- MATERIAL TO PROCESS:
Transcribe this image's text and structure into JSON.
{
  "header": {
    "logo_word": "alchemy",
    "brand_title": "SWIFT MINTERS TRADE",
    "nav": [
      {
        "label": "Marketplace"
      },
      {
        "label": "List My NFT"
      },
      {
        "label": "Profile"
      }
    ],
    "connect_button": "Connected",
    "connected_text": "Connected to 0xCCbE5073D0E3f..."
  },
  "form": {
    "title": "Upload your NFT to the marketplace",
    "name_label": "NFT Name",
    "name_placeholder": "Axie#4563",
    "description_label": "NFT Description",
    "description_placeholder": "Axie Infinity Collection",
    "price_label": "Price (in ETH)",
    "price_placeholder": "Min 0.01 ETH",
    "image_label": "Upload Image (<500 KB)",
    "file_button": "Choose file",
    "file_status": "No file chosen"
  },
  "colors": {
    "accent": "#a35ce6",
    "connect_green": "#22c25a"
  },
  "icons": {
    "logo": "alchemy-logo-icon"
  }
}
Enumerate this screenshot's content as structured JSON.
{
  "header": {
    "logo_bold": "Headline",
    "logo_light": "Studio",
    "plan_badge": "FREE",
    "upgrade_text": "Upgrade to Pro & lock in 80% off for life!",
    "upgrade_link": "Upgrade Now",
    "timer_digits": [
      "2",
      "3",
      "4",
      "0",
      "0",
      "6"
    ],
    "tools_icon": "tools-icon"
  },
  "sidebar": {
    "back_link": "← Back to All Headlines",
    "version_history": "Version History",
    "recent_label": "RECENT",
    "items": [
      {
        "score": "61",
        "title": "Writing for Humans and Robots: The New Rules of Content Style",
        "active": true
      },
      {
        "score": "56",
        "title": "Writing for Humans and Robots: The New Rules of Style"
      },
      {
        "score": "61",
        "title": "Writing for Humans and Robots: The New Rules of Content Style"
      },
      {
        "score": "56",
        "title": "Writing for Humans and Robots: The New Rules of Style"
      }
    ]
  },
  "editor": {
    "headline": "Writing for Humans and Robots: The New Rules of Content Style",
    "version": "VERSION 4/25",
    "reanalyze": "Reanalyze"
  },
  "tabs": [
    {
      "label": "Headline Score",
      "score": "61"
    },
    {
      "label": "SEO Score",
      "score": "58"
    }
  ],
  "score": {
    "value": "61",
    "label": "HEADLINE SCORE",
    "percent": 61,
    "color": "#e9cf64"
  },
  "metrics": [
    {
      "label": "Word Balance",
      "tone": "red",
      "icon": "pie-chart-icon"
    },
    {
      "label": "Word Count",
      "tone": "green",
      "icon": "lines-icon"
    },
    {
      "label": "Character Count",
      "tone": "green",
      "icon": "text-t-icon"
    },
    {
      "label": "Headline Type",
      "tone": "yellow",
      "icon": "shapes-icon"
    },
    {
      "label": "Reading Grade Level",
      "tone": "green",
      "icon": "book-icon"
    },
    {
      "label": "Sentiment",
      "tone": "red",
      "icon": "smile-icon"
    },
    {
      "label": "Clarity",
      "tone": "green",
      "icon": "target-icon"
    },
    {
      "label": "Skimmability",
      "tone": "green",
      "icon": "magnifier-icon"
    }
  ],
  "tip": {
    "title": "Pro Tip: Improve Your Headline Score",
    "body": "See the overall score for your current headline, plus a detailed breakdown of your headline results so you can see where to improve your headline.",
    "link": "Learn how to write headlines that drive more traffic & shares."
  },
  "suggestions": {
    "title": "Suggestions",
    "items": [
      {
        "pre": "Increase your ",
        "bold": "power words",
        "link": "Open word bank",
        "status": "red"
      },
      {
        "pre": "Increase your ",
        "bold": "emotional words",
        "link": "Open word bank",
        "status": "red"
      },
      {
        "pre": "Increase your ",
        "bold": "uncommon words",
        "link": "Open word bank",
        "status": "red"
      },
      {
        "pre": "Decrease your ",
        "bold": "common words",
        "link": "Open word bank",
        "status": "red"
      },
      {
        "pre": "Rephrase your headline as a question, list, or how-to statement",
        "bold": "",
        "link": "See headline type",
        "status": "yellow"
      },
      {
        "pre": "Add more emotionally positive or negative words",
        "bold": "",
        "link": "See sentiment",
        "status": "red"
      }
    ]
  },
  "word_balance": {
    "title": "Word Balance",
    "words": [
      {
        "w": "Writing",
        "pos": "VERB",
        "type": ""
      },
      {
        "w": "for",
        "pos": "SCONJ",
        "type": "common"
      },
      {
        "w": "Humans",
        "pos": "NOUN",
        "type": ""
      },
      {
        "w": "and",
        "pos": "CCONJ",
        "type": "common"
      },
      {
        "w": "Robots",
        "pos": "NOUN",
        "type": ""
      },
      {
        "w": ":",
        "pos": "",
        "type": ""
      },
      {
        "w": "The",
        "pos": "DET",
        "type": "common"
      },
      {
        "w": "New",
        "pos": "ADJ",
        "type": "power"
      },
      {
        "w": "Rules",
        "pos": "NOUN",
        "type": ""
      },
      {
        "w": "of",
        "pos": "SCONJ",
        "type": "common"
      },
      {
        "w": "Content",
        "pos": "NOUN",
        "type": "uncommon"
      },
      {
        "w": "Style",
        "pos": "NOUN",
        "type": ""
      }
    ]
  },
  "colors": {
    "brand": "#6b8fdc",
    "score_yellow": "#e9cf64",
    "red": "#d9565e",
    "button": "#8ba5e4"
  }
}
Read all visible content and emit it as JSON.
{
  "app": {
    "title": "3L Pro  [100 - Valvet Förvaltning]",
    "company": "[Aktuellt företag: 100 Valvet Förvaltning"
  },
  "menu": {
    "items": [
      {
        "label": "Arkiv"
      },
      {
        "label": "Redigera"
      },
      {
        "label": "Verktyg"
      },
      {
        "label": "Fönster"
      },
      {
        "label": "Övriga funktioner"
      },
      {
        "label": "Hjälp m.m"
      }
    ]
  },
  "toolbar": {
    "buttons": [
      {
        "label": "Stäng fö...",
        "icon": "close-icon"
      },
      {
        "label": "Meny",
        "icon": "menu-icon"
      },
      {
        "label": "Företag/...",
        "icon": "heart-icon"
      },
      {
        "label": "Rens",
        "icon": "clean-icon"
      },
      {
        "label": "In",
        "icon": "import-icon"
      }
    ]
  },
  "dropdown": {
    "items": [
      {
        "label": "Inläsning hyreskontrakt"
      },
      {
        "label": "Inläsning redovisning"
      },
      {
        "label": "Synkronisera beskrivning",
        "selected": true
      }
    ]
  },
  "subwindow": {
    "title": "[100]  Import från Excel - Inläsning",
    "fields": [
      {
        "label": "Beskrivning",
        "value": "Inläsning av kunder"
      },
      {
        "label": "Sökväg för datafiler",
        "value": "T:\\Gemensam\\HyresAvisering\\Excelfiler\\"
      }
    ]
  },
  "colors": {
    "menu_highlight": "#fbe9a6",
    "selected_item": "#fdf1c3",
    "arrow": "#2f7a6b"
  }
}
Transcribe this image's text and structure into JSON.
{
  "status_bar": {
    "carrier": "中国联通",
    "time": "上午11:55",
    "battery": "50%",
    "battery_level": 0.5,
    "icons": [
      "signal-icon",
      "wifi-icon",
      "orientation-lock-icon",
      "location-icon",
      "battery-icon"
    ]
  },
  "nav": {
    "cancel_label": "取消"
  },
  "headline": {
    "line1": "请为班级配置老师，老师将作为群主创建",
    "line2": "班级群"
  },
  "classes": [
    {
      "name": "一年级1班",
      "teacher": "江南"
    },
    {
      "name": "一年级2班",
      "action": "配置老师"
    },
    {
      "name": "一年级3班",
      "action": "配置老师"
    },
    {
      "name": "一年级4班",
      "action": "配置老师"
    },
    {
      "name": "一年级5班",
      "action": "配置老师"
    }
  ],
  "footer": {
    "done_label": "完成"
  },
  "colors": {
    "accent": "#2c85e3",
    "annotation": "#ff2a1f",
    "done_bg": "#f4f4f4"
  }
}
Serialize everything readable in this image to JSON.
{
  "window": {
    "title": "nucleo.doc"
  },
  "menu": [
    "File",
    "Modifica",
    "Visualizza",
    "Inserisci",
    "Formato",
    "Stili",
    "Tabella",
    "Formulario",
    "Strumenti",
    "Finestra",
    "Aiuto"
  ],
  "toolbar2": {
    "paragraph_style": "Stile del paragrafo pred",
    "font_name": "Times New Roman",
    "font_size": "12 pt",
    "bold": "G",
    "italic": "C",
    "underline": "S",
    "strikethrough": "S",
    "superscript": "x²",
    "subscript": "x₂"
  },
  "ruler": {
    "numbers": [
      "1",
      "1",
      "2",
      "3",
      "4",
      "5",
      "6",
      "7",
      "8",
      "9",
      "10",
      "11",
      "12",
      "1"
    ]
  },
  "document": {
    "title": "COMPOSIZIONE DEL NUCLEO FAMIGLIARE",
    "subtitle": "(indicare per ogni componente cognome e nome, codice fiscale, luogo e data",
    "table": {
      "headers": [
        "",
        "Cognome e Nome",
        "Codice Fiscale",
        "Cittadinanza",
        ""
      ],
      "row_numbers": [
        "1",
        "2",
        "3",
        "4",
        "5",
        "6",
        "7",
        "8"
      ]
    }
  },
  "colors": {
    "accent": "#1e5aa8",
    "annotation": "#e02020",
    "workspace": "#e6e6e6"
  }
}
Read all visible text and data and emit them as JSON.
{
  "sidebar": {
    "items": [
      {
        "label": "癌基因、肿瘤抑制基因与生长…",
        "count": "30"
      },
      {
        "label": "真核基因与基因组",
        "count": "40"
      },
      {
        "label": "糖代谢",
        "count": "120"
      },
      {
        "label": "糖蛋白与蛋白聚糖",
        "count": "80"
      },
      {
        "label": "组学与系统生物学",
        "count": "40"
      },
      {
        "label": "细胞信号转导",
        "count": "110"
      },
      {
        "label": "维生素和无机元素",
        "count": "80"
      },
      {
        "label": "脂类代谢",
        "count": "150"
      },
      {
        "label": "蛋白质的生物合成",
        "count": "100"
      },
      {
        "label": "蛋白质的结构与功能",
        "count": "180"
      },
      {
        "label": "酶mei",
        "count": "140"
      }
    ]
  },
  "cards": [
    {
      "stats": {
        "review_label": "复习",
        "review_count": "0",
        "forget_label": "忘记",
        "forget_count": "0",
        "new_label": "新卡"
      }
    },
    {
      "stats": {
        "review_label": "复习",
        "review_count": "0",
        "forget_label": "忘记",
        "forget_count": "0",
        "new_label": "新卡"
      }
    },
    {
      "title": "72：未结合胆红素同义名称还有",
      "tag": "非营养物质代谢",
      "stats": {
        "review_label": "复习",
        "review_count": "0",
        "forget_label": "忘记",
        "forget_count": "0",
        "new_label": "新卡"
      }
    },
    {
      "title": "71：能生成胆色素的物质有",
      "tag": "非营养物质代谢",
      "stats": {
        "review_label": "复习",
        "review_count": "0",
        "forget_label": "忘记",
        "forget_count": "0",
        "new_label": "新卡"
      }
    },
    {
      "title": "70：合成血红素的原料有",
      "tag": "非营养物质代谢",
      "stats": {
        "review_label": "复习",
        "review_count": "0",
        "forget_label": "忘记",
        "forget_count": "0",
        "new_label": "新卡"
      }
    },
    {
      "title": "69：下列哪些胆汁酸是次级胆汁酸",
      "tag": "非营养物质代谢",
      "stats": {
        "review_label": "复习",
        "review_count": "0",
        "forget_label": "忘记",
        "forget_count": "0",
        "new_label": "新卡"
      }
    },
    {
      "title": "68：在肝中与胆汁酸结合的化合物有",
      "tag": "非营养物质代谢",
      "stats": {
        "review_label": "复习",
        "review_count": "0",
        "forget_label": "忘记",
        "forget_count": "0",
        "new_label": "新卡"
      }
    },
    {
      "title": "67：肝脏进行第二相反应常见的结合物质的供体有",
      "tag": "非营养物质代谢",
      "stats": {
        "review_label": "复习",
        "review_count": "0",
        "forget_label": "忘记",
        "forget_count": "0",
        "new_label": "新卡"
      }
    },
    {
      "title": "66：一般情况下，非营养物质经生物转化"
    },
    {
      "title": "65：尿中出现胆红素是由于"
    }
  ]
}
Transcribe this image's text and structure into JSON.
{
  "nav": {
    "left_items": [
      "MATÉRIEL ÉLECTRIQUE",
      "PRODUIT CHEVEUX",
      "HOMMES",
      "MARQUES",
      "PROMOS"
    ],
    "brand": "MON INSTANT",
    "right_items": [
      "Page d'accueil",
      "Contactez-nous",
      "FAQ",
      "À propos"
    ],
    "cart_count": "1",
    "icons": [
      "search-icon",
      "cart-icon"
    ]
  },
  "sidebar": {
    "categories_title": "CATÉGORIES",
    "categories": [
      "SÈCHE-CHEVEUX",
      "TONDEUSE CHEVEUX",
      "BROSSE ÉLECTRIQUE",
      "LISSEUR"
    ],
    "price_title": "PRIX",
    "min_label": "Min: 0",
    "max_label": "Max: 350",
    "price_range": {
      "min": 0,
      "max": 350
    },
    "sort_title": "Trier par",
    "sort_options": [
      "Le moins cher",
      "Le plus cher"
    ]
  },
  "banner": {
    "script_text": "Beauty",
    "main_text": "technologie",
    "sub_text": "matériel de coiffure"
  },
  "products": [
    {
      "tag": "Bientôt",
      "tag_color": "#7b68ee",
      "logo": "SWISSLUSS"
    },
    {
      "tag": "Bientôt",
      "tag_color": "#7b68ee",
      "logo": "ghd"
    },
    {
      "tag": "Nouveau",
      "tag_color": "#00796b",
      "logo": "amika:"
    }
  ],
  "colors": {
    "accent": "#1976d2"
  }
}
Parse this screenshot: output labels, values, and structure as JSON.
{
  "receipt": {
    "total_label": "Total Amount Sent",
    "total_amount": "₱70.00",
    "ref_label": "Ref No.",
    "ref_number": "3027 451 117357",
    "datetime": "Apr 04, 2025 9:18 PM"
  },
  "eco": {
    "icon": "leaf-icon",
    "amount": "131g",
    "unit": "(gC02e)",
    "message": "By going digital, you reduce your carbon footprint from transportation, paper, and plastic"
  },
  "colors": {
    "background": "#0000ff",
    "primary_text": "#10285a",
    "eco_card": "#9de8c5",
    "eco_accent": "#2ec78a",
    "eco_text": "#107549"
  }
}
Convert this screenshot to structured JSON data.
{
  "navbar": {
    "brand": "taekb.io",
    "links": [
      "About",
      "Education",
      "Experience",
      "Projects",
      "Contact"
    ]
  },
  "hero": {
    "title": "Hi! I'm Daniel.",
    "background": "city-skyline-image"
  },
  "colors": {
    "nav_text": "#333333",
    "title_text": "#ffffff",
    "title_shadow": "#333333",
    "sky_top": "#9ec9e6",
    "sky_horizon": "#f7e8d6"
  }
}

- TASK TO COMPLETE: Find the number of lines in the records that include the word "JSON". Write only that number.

- SOLUTION FOR THIS PROBLEM: 9